▶ _Items from a dataset_
#####

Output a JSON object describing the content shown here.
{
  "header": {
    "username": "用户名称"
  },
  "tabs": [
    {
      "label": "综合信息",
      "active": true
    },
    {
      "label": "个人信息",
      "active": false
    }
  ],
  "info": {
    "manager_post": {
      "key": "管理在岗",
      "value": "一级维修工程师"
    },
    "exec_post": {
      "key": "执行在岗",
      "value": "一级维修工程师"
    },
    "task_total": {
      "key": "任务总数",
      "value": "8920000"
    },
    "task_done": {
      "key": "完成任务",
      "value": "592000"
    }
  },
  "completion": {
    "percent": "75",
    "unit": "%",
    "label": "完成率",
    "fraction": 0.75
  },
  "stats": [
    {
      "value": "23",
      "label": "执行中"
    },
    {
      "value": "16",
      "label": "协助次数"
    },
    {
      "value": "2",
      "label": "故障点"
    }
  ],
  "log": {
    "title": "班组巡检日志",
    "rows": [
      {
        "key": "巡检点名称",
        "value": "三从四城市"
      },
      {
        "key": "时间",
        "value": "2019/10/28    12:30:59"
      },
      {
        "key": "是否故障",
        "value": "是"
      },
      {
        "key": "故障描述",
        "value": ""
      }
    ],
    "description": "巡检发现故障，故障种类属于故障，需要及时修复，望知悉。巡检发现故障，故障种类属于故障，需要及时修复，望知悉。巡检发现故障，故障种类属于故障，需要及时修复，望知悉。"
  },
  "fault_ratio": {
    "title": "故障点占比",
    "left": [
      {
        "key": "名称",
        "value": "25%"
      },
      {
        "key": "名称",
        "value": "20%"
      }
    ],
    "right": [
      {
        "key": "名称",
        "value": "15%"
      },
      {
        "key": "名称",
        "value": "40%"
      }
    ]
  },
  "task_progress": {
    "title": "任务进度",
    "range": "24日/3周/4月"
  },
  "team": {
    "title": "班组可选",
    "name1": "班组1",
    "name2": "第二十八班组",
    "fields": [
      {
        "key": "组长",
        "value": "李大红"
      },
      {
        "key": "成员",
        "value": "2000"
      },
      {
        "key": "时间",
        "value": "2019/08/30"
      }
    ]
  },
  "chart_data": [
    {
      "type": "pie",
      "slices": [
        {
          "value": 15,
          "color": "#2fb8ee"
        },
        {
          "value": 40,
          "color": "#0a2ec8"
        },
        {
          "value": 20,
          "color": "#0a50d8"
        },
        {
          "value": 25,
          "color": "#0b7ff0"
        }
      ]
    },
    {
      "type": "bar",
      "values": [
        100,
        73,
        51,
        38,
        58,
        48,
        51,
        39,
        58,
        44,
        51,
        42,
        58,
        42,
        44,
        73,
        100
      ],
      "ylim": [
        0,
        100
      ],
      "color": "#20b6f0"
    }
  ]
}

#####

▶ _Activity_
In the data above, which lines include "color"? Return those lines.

▶ _Exercise output_
          "color": "#2fb8ee"
          "color": "#0a2ec8"
          "color": "#0a50d8"
          "color": "#0b7ff0"
      "color": "#20b6f0"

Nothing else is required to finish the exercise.